» **WORK REQUEST**
Output each line of the material exactly as it stands.

» **MATERIAL TO PROCESS**
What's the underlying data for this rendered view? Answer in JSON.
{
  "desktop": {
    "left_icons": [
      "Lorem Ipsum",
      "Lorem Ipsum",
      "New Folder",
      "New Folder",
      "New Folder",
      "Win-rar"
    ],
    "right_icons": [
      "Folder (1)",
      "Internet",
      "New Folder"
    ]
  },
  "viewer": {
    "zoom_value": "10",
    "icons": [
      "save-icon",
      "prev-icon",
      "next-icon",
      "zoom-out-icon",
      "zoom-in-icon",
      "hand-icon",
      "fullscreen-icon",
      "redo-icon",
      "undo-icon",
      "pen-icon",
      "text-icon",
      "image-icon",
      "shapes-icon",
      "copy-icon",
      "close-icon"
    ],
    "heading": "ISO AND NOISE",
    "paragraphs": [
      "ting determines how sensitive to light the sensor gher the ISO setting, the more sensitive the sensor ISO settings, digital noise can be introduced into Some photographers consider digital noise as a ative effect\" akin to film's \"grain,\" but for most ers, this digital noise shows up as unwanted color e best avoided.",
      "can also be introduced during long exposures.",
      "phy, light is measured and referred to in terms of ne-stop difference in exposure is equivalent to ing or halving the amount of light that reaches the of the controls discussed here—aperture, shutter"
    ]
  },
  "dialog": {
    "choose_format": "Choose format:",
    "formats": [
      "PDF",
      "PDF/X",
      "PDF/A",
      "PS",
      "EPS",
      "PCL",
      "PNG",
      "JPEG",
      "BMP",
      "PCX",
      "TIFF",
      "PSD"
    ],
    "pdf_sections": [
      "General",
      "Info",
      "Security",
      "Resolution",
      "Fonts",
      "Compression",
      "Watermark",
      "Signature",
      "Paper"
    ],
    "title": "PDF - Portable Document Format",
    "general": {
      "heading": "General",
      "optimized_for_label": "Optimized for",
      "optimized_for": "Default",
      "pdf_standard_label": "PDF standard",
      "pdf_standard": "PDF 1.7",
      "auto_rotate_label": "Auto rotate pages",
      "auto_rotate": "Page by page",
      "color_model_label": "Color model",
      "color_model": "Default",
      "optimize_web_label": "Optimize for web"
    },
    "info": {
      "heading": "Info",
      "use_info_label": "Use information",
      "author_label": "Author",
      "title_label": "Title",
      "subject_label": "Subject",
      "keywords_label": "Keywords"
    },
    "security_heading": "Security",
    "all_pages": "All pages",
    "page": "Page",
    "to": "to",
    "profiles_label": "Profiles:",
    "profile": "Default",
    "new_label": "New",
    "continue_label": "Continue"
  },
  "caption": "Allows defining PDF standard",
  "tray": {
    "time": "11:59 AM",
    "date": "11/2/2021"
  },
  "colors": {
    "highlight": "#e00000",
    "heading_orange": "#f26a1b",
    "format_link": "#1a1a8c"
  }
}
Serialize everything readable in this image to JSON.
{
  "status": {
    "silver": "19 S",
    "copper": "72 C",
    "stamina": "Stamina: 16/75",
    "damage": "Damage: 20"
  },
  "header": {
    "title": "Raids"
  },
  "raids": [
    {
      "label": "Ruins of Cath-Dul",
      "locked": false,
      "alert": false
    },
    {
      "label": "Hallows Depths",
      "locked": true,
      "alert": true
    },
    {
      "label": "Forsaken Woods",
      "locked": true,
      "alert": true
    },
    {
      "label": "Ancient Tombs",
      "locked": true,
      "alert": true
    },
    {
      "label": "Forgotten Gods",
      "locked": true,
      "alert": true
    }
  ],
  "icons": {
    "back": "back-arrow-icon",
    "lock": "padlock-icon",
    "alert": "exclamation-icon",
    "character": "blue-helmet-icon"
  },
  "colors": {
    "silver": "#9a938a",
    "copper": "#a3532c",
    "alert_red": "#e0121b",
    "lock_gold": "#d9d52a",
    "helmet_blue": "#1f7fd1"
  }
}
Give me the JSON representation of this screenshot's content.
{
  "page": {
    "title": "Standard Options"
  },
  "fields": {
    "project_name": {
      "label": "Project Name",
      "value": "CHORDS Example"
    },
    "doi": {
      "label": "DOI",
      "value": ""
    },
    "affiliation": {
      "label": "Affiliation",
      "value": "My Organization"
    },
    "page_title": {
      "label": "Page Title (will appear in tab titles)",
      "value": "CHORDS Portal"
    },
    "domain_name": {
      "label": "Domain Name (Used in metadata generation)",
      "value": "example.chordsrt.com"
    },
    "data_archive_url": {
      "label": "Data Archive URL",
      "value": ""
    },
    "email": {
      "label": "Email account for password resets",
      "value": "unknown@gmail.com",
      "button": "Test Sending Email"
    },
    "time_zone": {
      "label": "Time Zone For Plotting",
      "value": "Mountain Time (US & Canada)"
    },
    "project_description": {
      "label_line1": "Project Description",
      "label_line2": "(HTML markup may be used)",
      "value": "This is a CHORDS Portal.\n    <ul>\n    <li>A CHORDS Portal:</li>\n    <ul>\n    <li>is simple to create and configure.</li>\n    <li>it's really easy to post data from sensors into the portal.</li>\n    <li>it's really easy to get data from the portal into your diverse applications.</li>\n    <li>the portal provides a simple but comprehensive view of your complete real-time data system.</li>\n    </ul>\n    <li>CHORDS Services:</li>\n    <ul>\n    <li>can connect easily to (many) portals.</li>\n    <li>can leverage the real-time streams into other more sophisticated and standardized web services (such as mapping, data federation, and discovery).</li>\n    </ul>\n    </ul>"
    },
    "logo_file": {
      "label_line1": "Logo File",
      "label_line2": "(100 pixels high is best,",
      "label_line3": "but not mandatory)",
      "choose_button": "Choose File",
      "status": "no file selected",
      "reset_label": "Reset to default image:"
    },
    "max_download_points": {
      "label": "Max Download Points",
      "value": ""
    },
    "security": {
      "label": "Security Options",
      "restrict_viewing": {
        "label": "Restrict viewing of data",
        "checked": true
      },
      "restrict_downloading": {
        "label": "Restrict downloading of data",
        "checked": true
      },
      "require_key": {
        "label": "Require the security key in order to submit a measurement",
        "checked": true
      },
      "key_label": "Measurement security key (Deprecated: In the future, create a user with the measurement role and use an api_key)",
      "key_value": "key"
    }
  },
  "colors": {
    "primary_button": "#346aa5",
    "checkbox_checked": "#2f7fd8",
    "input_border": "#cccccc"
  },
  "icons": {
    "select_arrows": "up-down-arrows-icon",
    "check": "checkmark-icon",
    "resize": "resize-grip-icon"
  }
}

» **ANSWER TO THIS EXERCISE**
What's the underlying data for this rendered view? Answer in JSON.
{
  "desktop": {
    "left_icons": [
      "Lorem Ipsum",
      "Lorem Ipsum",
      "New Folder",
      "New Folder",
      "New Folder",
      "Win-rar"
    ],
    "right_icons": [
      "Folder (1)",
      "Internet",
      "New Folder"
    ]
  },
  "viewer": {
    "zoom_value": "10",
    "icons": [
      "save-icon",
      "prev-icon",
      "next-icon",
      "zoom-out-icon",
      "zoom-in-icon",
      "hand-icon",
      "fullscreen-icon",
      "redo-icon",
      "undo-icon",
      "pen-icon",
      "text-icon",
      "image-icon",
      "shapes-icon",
      "copy-icon",
      "close-icon"
    ],
    "heading": "ISO AND NOISE",
    "paragraphs": [
      "ting determines how sensitive to light the sensor gher the ISO setting, the more sensitive the sensor ISO settings, digital noise can be introduced into Some photographers consider digital noise as a ative effect\" akin to film's \"grain,\" but for most ers, this digital noise shows up as unwanted color e best avoided.",
      "can also be introduced during long exposures.",
      "phy, light is measured and referred to in terms of ne-stop difference in exposure is equivalent to ing or halving the amount of light that reaches the of the controls discussed here—aperture, shutter"
    ]
  },
  "dialog": {
    "choose_format": "Choose format:",
    "formats": [
      "PDF",
      "PDF/X",
      "PDF/A",
      "PS",
      "EPS",
      "PCL",
      "PNG",
      "JPEG",
      "BMP",
      "PCX",
      "TIFF",
      "PSD"
    ],
    "pdf_sections": [
      "General",
      "Info",
      "Security",
      "Resolution",
      "Fonts",
      "Compression",
      "Watermark",
      "Signature",
      "Paper"
    ],
    "title": "PDF - Portable Document Format",
    "general": {
      "heading": "General",
      "optimized_for_label": "Optimized for",
      "optimized_for": "Default",
      "pdf_standard_label": "PDF standard",
      "pdf_standard": "PDF 1.7",
      "auto_rotate_label": "Auto rotate pages",
      "auto_rotate": "Page by page",
      "color_model_label": "Color model",
      "color_model": "Default",
      "optimize_web_label": "Optimize for web"
    },
    "info": {
      "heading": "Info",
      "use_info_label": "Use information",
      "author_label": "Author",
      "title_label": "Title",
      "subject_label": "Subject",
      "keywords_label": "Keywords"
    },
    "security_heading": "Security",
    "all_pages": "All pages",
    "page": "Page",
    "to": "to",
    "profiles_label": "Profiles:",
    "profile": "Default",
    "new_label": "New",
    "continue_label": "Continue"
  },
  "caption": "Allows defining PDF standard",
  "tray": {
    "time": "11:59 AM",
    "date": "11/2/2021"
  },
  "colors": {
    "highlight": "#e00000",
    "heading_orange": "#f26a1b",
    "format_link": "#1a1a8c"
  }
}
Serialize everything readable in this image to JSON.
{
  "status": {
    "silver": "19 S",
    "copper": "72 C",
    "stamina": "Stamina: 16/75",
    "damage": "Damage: 20"
  },
  "header": {
    "title": "Raids"
  },
  "raids": [
    {
      "label": "Ruins of Cath-Dul",
      "locked": false,
      "alert": false
    },
    {
      "label": "Hallows Depths",
      "locked": true,
      "alert": true
    },
    {
      "label": "Forsaken Woods",
      "locked": true,
      "alert": true
    },
    {
      "label": "Ancient Tombs",
      "locked": true,
      "alert": true
    },
    {
      "label": "Forgotten Gods",
      "locked": true,
      "alert": true
    }
  ],
  "icons": {
    "back": "back-arrow-icon",
    "lock": "padlock-icon",
    "alert": "exclamation-icon",
    "character": "blue-helmet-icon"
  },
  "colors": {
    "silver": "#9a938a",
    "copper": "#a3532c",
    "alert_red": "#e0121b",
    "lock_gold": "#d9d52a",
    "helmet_blue": "#1f7fd1"
  }
}
Give me the JSON representation of this screenshot's content.
{
  "page": {
    "title": "Standard Options"
  },
  "fields": {
    "project_name": {
      "label": "Project Name",
      "value": "CHORDS Example"
    },
    "doi": {
      "label": "DOI",
      "value": ""
    },
    "affiliation": {
      "label": "Affiliation",
      "value": "My Organization"
    },
    "page_title": {
      "label": "Page Title (will appear in tab titles)",
      "value": "CHORDS Portal"
    },
    "domain_name": {
      "label": "Domain Name (Used in metadata generation)",
      "value": "example.chordsrt.com"
    },
    "data_archive_url": {
      "label": "Data Archive URL",
      "value": ""
    },
    "email": {
      "label": "Email account for password resets",
      "value": "unknown@gmail.com",
      "button": "Test Sending Email"
    },
    "time_zone": {
      "label": "Time Zone For Plotting",
      "value": "Mountain Time (US & Canada)"
    },
    "project_description": {
      "label_line1": "Project Description",
      "label_line2": "(HTML markup may be used)",
      "value": "This is a CHORDS Portal.\n    <ul>\n    <li>A CHORDS Portal:</li>\n    <ul>\n    <li>is simple to create and configure.</li>\n    <li>it's really easy to post data from sensors into the portal.</li>\n    <li>it's really easy to get data from the portal into your diverse applications.</li>\n    <li>the portal provides a simple but comprehensive view of your complete real-time data system.</li>\n    </ul>\n    <li>CHORDS Services:</li>\n    <ul>\n    <li>can connect easily to (many) portals.</li>\n    <li>can leverage the real-time streams into other more sophisticated and standardized web services (such as mapping, data federation, and discovery).</li>\n    </ul>\n    </ul>"
    },
    "logo_file": {
      "label_line1": "Logo File",
      "label_line2": "(100 pixels high is best,",
      "label_line3": "but not mandatory)",
      "choose_button": "Choose File",
      "status": "no file selected",
      "reset_label": "Reset to default image:"
    },
    "max_download_points": {
      "label": "Max Download Points",
      "value": ""
    },
    "security": {
      "label": "Security Options",
      "restrict_viewing": {
        "label": "Restrict viewing of data",
        "checked": true
      },
      "restrict_downloading": {
        "label": "Restrict downloading of data",
        "checked": true
      },
      "require_key": {
        "label": "Require the security key in order to submit a measurement",
        "checked": true
      },
      "key_label": "Measurement security key (Deprecated: In the future, create a user with the measurement role and use an api_key)",
      "key_value": "key"
    }
  },
  "colors": {
    "primary_button": "#346aa5",
    "checkbox_checked": "#2f7fd8",
    "input_border": "#cccccc"
  },
  "icons": {
    "select_arrows": "up-down-arrows-icon",
    "check": "checkmark-icon",
    "resize": "resize-grip-icon"
  }
}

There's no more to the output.